You might get paid up to $50 per donation! If you donate a bunch of times, the money starts to add up. As mentioned above, some places even give you first-time bonuses, and some provide you with gift certificates for local stuff instead of just money.
It’s an easy way to make some extra dough without taking up too much of your time.
Is that Worth It?
It’s up to you to decide whether it’s worth it. I’d say if you live right next to the donation center and you don’t mind the process, it’s probably worth it. Since you can donate a couple of times a week, it would pay for a few lunches out during the week, or a nice meal out with your family.
Easiest money I have ever made. Donating plasma right now.
$975 for 8 donations (each donation takes 40 minutes)
Hell of a time to make money
— Austin ? (@1thebusinesskid) September 12, 2022
Do You Get Paid More if You’re Unvaccinated?
The jury is still out on this one, I’m afraid.
If I were getting someone else’s plasma as part of a medical procedure I would definitely want plasma from an unvaccinated donor if given the choice. Many people are asking “is unvaccinated plasma worth more” because of this potential increase in demand.
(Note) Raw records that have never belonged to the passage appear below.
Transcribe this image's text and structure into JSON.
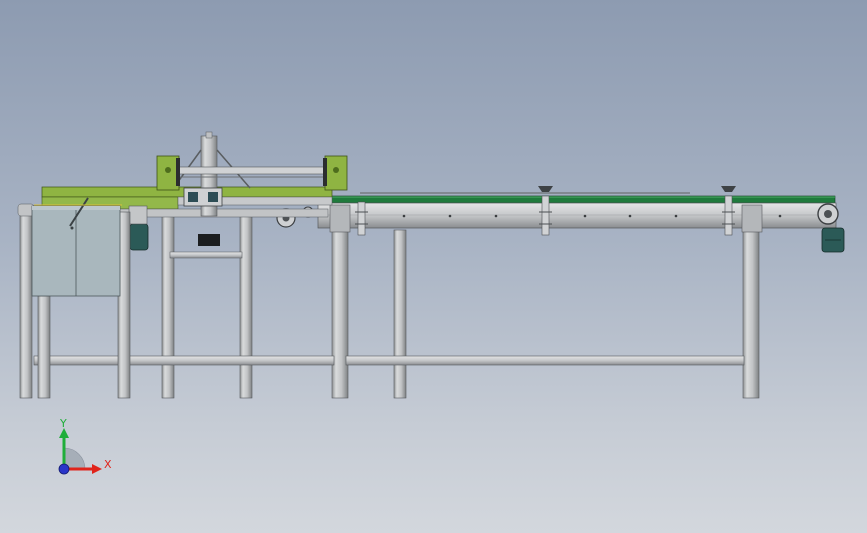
{
  "viewport": {
    "background_top": "#8d9bb1",
    "background_bottom": "#d3d7dd"
  },
  "triad": {
    "x_label": "X",
    "y_label": "Y",
    "x_color": "#e0241b",
    "y_color": "#1fae3a",
    "z_color": "#2a35c9"
  },
  "model": {
    "frame_color": "#c4c6c8",
    "belt_color": "#1f7a3c",
    "plate_color": "#8fb442",
    "motor_color": "#2b5a57",
    "panel_color": "#a9b7bd"
  }
}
Well, there’s no evidence that plasma centers are charging more for plasma from unvaccinated donors. Nor is there evidence that they are designating their plasma collections as vaccinated vs unvaccinated.
Given these factors, I think it’s safe to say that a donation center isn’t going to pay you more if you’re unvaccinated. Let’s wait and see about this and not rush to any conclusion. As with everything related to this issue, it seems information is constantly changing.
Update: A Swedish organization called SafeBlood Donation has created a membership for the unvaccinated to organize blood and plasma donations. According to their FAQs page, there doesn’t appear to be a payment established yet for donors. There is, however, a $50 fee to be included in the membership for the first year.
Is it Reported to the IRS?
Ask the plasma center/bank where you made the donation what they do with the information regarding rewards or cash paid out. They may or may not report it to the IRS. Regardless, your plasma donation earnings are earned income and should be reported by you to the IRS.
In summary, if you’re looking to make some extra money while doing something good, donating plasma might be a great option for you! Just make sure you know what’s involved and that you meet all the requirements. And don’t be afraid to ask about different payment options – it could help you make even more cash.
What about you? Have you ever donated plasma for cash? Was it worth it?